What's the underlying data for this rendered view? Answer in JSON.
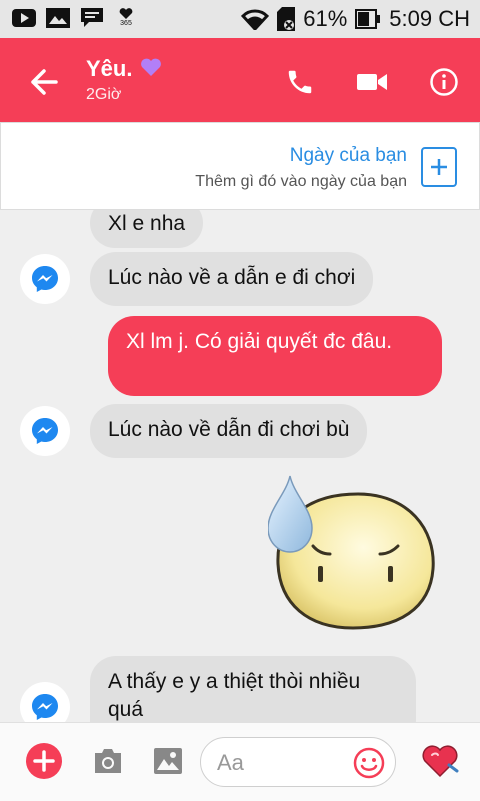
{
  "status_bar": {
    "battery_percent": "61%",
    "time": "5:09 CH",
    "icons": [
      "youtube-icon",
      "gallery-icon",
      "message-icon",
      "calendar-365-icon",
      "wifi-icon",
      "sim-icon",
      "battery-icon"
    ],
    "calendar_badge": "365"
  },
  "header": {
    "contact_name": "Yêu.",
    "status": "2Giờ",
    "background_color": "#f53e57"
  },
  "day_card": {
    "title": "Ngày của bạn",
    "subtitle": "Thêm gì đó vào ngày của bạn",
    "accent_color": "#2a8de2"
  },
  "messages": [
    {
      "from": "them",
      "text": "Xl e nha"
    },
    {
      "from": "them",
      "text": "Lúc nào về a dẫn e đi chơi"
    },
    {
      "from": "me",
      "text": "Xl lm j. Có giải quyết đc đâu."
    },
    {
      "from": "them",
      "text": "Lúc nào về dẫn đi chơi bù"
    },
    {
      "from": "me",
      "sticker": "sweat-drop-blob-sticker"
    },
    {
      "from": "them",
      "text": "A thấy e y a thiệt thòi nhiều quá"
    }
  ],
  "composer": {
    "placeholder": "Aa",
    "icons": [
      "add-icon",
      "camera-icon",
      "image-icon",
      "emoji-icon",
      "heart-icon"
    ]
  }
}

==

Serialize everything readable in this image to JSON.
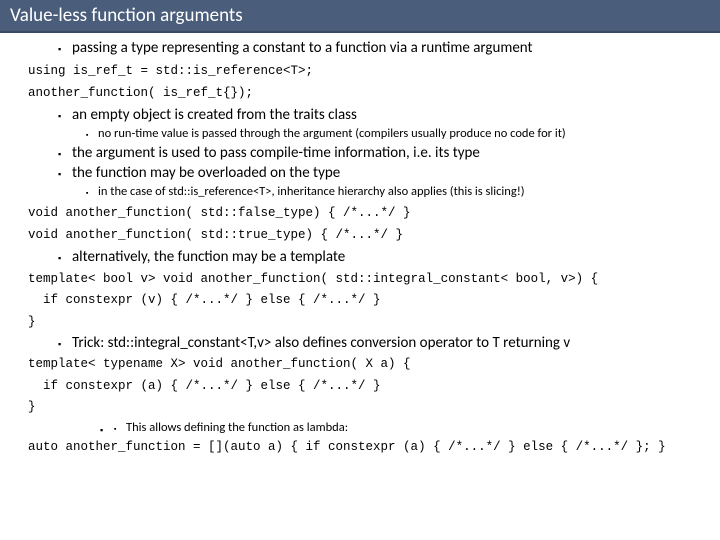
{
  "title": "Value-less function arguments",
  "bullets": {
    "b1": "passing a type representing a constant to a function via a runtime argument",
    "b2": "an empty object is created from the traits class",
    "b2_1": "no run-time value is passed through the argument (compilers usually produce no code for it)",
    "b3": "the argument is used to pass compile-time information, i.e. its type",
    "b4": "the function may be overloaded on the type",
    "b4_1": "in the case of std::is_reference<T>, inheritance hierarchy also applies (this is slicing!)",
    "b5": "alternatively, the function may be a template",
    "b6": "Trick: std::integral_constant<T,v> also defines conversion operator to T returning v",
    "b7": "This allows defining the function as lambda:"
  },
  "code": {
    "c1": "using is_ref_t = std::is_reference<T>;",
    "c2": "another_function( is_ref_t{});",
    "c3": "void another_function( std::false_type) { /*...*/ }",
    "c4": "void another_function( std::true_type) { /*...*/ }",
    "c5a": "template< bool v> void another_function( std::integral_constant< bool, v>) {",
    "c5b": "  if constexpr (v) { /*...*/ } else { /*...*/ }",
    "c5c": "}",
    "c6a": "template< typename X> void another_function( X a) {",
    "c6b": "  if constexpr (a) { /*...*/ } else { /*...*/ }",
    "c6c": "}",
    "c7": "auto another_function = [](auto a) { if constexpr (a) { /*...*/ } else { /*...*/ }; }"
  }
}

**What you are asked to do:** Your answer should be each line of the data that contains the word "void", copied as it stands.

**Answer section:**
    "c3": "void another_function( std::false_type) { /*...*/ }",
    "c4": "void another_function( std::true_type) { /*...*/ }",
    "c5a": "template< bool v> void another_function( std::integral_constant< bool, v>) {",
    "c6a": "template< typename X> void another_function( X a) {",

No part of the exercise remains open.